As part of a collaborative project between ANA Holdings' telepresence start-up, avatarin, and the Japan Aerospace Exploration Agency (JAXA), the International Space Station is reportedly getting remote-controlled mobile robotic "space avatars" that the public can control from Earth.
The initiative aims to offer a virtual space tourism experience to individuals who cannot afford to charter a seat on either Richard Branson’s or Jeff Bezos’s rockets.
According to a press release by JAXA, this plan will be pushed under the motto ‘SPACE FOR ALL’ to usher in a new age of commercial space travel. The company hopes to democratizing the fast-developing commercial space travel era.
This is not the first time when JAXA and avatarin have worked together. Last year, these two joined forces to work on a technological demonstration of virtual experience allowing robots to onboard the KIBO module to the International Space Station.
The new project expands on that technological demonstration by introducing a new sort of avatar that will function as a coworker for astronauts on the International Space Station, and in other locations such as the moon. Avatars in this position will possess high-precision hands. Meanwhile, other avatar iterations will be focused on providing a more entertainment-oriented experience.
In addition to the two novel forms of avatars, the project will employ an existing type of avatar robot known as "newme" as an educational and public relations tool, providing virtual tours and encouraging interest in space travel from Earth.

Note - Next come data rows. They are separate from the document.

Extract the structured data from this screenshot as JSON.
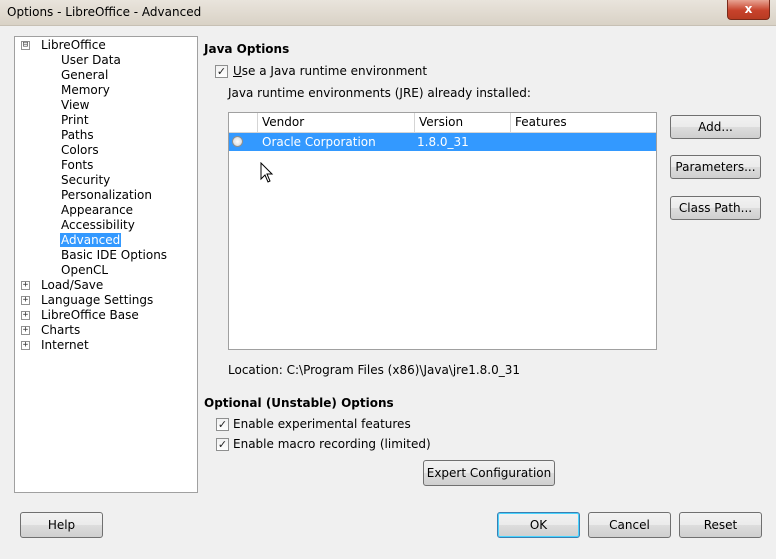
{
  "window": {
    "title": "Options - LibreOffice - Advanced",
    "close_label": "x"
  },
  "tree": {
    "root_label": "LibreOffice",
    "root_expander": "⊟",
    "children": [
      "User Data",
      "General",
      "Memory",
      "View",
      "Print",
      "Paths",
      "Colors",
      "Fonts",
      "Security",
      "Personalization",
      "Appearance",
      "Accessibility",
      "Advanced",
      "Basic IDE Options",
      "OpenCL"
    ],
    "selected": "Advanced",
    "collapsed": [
      "Load/Save",
      "Language Settings",
      "LibreOffice Base",
      "Charts",
      "Internet"
    ],
    "collapsed_expander": "+"
  },
  "java": {
    "heading": "Java Options",
    "use_jre_label": "Use a Java runtime environment",
    "use_jre_mnemonic": "U",
    "use_jre_rest": "se a Java runtime environment",
    "use_jre_checked": true,
    "installed_label": "Java runtime environments (JRE) already installed:",
    "columns": [
      "",
      "Vendor",
      "Version",
      "Features"
    ],
    "rows": [
      {
        "vendor": "Oracle Corporation",
        "version": "1.8.0_31",
        "features": "",
        "selected": true
      }
    ],
    "location_label": "Location: C:\\Program Files (x86)\\Java\\jre1.8.0_31",
    "add_label": "Add...",
    "parameters_label": "Parameters...",
    "classpath_label": "Class Path..."
  },
  "optional": {
    "heading": "Optional (Unstable) Options",
    "experimental_label": "Enable experimental features",
    "experimental_checked": true,
    "macro_label": "Enable macro recording (limited)",
    "macro_checked": true,
    "expert_label": "Expert Configuration"
  },
  "footer": {
    "help_label": "Help",
    "ok_label": "OK",
    "cancel_label": "Cancel",
    "reset_label": "Reset"
  },
  "check_mark": "✓"
}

The avatars and telepresence technology will be provided by avatarin, while JAXA will provide its space expertise, knowledge, and facilities. Additionally, a third party, the University of Tokyo School of Engineering, will contribute by creating a self-position estimating system.
None of the parties have stated when the avatars would be accessible for tele-tourism, but their ambitions already go beyond ISS experiences and include robotics technology that may be used in future space research missions.